Back in the 1950s the world seemed a somewhat safer place to live. As children growing up in a small town, my sister and I had lots of freedom. We walked to and from school every day. We walked to the beach. We walked to our friend's homes several blocks away. We walked to the cemetery where there was a sand hill we loved to play on. We walked to the post office, the library, and the corner store. Everyone knew everyone, and all looked out for one another.
In the winter we spent time as a family at Silver Valley, a nearby resort where there was a toboggan run, sledding, and ice skating. In the summer we spent many sunny days playing in the sand on the beach and jumping the big waves as they rolled onto the shore.
Christmas was an exciting time, as it is for all children. Each year there was an air of anticipation as we prepared for the children's Christmas Eve service, followed by the opening of gifts at home. Then it was off to Grandma and Grandpa's to celebrate with our aunts, uncles, and cousins.
A Tragic Event
But in October of 1958, without any hint or foreknowledge, our life of happiness and contentment was about to change.
There was excitement in the air. It was Grandpa's birthday, and we were having a party for him at his house. Later in the evening, we children were sent home to prepare for bed. Our father came home to check on us about 8:30 and tell us good night. I have treasured the memory of those few minutes with him over the years. They were our last together.
I woke during the night to the sound of people crying. I wondered what was happening but was afraid to go downstairs to see. When we awoke in the morning, we were told by our uncle that we needed to be strong because he had some sad news for us. Our father had died during the night of a fatal heart attack. He was 39 years old. It was the beginning of a very sad and lonely time for all of us.
The lives of my mother, my sister (age 11), me (age 8), and my little brother (age 3) changed in a heartbeat, from that of happiness and contentment to sorrow, loneliness, and pain. How could we ever be happy again? How could we grow up without a father? Would my little brother even remember him? It was a comfort to know that Daddy was in heaven, but what were we going to do without him?
I never voiced these questions out loud, but they weighed heavily on my heart. I couldn't talk to my mother because she was lost in her own grief and I didn't want to make her cry. My sister was sad too, and my little brother was too young to understand. He kept asking, "When is Daddy coming home?"
The death of a parent is very traumatic for young children. Upon hearing the news, I cried tears of sadness, but the thing I remember most was praying through my tears and asking God to help me trust in him and not ask him why. Now, looking back as a mature adult, it amazes me that an eight-year-old child was able to understand the concept that God is in control of our lives. It brings to mind the words of Jesus, "I praise you, Father, Lord of heaven and earth, because you have hidden these things from the wise and learned, and revealed them to little children" (Matthew 11:25).
I am so thankful that I was baptized as a baby and taught to love God and to know Jesus as my Savior from sin.

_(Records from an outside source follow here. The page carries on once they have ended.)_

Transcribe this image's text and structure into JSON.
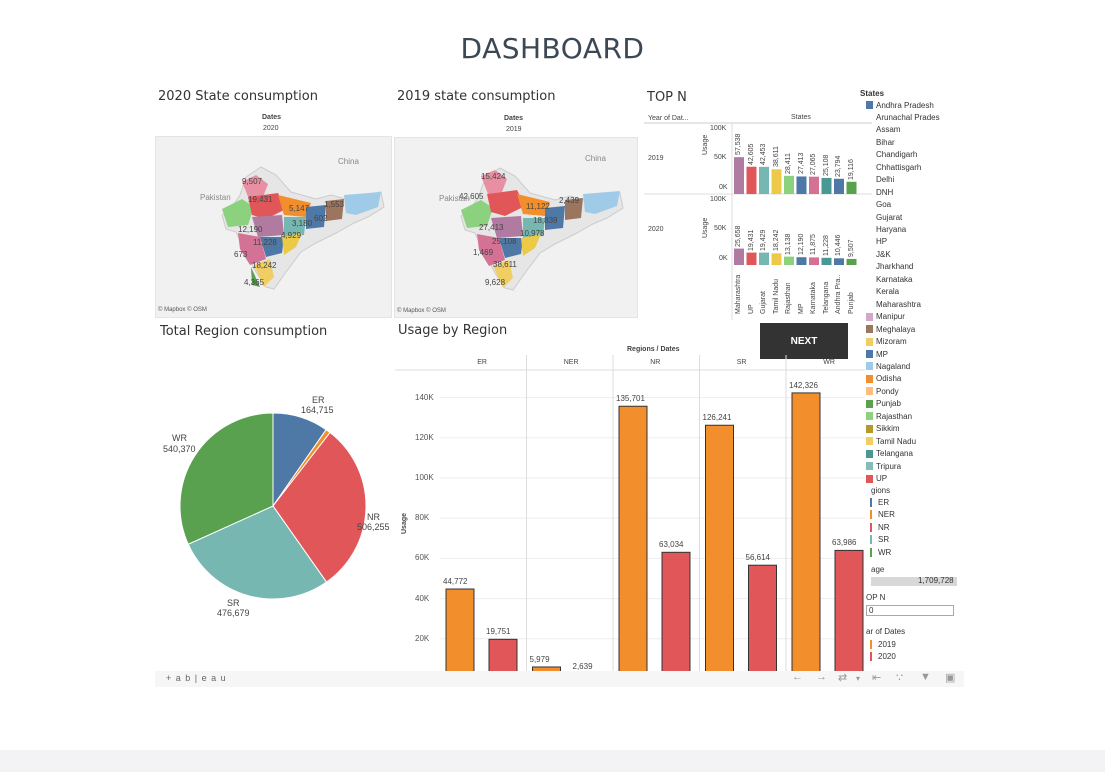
{
  "page_title": "DASHBOARD",
  "state_2020": {
    "title": "2020 State consumption",
    "header_label": "Dates",
    "header_value": "2020",
    "credit": "© Mapbox © OSM",
    "country_labels": [
      "China",
      "Pakistan"
    ],
    "values": [
      "9,507",
      "19,431",
      "5,147",
      "1,553",
      "602",
      "3,180",
      "4,929",
      "12,190",
      "11,228",
      "673",
      "18,242",
      "4,365"
    ]
  },
  "state_2019": {
    "title": "2019 state consumption",
    "header_label": "Dates",
    "header_value": "2019",
    "credit": "© Mapbox © OSM",
    "country_labels": [
      "China",
      "Pakistan"
    ],
    "values": [
      "15,424",
      "42,605",
      "11,122",
      "2,439",
      "18,839",
      "27,413",
      "10,978",
      "25,108",
      "1,469",
      "38,611",
      "9,628"
    ]
  },
  "top_n": {
    "title": "TOP N",
    "col_year": "Year of Dat...",
    "col_states": "States",
    "y_axis": "Usage",
    "ticks_upper": [
      "100K",
      "50K",
      "0K"
    ],
    "ticks_lower": [
      "100K",
      "50K",
      "0K"
    ],
    "categories": [
      "Maharashtra",
      "UP",
      "Gujarat",
      "Tamil Nadu",
      "Rajasthan",
      "MP",
      "Karnataka",
      "Telangana",
      "Andhra Pra..",
      "Punjab"
    ],
    "rows": [
      {
        "year": "2019",
        "values": [
          57538,
          42605,
          42453,
          38611,
          28411,
          27413,
          27065,
          25108,
          23794,
          19116
        ],
        "labels": [
          "57,538",
          "42,605",
          "42,453",
          "38,611",
          "28,411",
          "27,413",
          "27,065",
          "25,108",
          "23,794",
          "19,116"
        ]
      },
      {
        "year": "2020",
        "values": [
          25658,
          19431,
          19429,
          18242,
          13138,
          12190,
          11875,
          11228,
          10446,
          9507
        ],
        "labels": [
          "25,658",
          "19,431",
          "19,429",
          "18,242",
          "13,138",
          "12,190",
          "11,875",
          "11,228",
          "10,446",
          "9,507"
        ]
      }
    ],
    "colors": [
      "#b07aa1",
      "#e15759",
      "#76b7b2",
      "#edc948",
      "#8cd17d",
      "#4e79a7",
      "#d37295",
      "#499894",
      "#4e79a7",
      "#59a14f"
    ]
  },
  "next_button": "NEXT",
  "legend": {
    "states_title": "States",
    "states": [
      {
        "name": "Andhra Pradesh",
        "color": "#4e79a7"
      },
      {
        "name": "Arunachal Prades",
        "color": ""
      },
      {
        "name": "Assam",
        "color": ""
      },
      {
        "name": "Bihar",
        "color": ""
      },
      {
        "name": "Chandigarh",
        "color": ""
      },
      {
        "name": "Chhattisgarh",
        "color": ""
      },
      {
        "name": "Delhi",
        "color": ""
      },
      {
        "name": "DNH",
        "color": ""
      },
      {
        "name": "Goa",
        "color": ""
      },
      {
        "name": "Gujarat",
        "color": ""
      },
      {
        "name": "Haryana",
        "color": ""
      },
      {
        "name": "HP",
        "color": ""
      },
      {
        "name": "J&K",
        "color": ""
      },
      {
        "name": "Jharkhand",
        "color": ""
      },
      {
        "name": "Karnataka",
        "color": ""
      },
      {
        "name": "Kerala",
        "color": ""
      },
      {
        "name": "Maharashtra",
        "color": ""
      },
      {
        "name": "Manipur",
        "color": "#d4a6c8"
      },
      {
        "name": "Meghalaya",
        "color": "#9d7660"
      },
      {
        "name": "Mizoram",
        "color": "#f1ce63"
      },
      {
        "name": "MP",
        "color": "#4e79a7"
      },
      {
        "name": "Nagaland",
        "color": "#a0cbe8"
      },
      {
        "name": "Odisha",
        "color": "#f28e2b"
      },
      {
        "name": "Pondy",
        "color": "#ffbe7d"
      },
      {
        "name": "Punjab",
        "color": "#59a14f"
      },
      {
        "name": "Rajasthan",
        "color": "#8cd17d"
      },
      {
        "name": "Sikkim",
        "color": "#b6992d"
      },
      {
        "name": "Tamil Nadu",
        "color": "#f1ce63"
      },
      {
        "name": "Telangana",
        "color": "#499894"
      },
      {
        "name": "Tripura",
        "color": "#86bcb6"
      },
      {
        "name": "UP",
        "color": "#e15759"
      }
    ],
    "regions_title": "gions",
    "regions": [
      {
        "name": "ER",
        "color": "#4e79a7"
      },
      {
        "name": "NER",
        "color": "#f28e2b"
      },
      {
        "name": "NR",
        "color": "#e15759"
      },
      {
        "name": "SR",
        "color": "#76b7b2"
      },
      {
        "name": "WR",
        "color": "#59a14f"
      }
    ],
    "usage_title": "age",
    "usage_value": "1,709,728",
    "topn_title": "OP N",
    "topn_value": "0",
    "dates_title": "ar of Dates",
    "dates": [
      {
        "name": "2019",
        "color": "#f28e2b"
      },
      {
        "name": "2020",
        "color": "#e15759"
      }
    ]
  },
  "total_region": {
    "title": "Total Region consumption",
    "chart_data": {
      "type": "pie",
      "labels": [
        "ER",
        "NER",
        "NR",
        "SR",
        "WR"
      ],
      "values": [
        164715,
        14000,
        506255,
        476679,
        540370
      ],
      "value_labels": [
        "164,715",
        "",
        "506,255",
        "476,679",
        "540,370"
      ],
      "colors": [
        "#4e79a7",
        "#f28e2b",
        "#e15759",
        "#76b7b2",
        "#59a14f"
      ]
    }
  },
  "usage_by_region": {
    "title": "Usage by Region",
    "header": "Regions / Dates",
    "y_label": "Usage",
    "chart_data": {
      "type": "bar",
      "regions": [
        "ER",
        "NER",
        "NR",
        "SR",
        "WR"
      ],
      "series": [
        {
          "name": "2019",
          "color": "#f28e2b",
          "values": [
            44772,
            5979,
            135701,
            126241,
            142326
          ],
          "labels": [
            "44,772",
            "5,979",
            "135,701",
            "126,241",
            "142,326"
          ]
        },
        {
          "name": "2020",
          "color": "#e15759",
          "values": [
            19751,
            2639,
            63034,
            56614,
            63986
          ],
          "labels": [
            "19,751",
            "2,639",
            "63,034",
            "56,614",
            "63,986"
          ]
        }
      ],
      "yticks": [
        "140K",
        "120K",
        "100K",
        "80K",
        "60K",
        "40K",
        "20K"
      ],
      "ylim": [
        0,
        150000
      ]
    }
  },
  "footer": {
    "brand": "+ a b | e a u"
  }
}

Even at that young age, my faith sustained me.
Do you have a special need, concern, temptation, or heartache? Or do you know someone who does? Our prayer team is ready to pray on your behalf.

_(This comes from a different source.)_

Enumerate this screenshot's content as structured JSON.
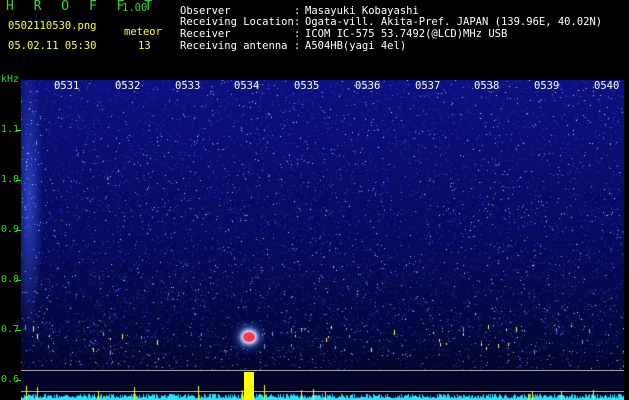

Looking for more stories and resources that relate to your life situation? WELS has developed materials for some of life's biggest challenges and changes including going to college, death of a loved one, financial problems, divorce, parenting, fear, aging, and more.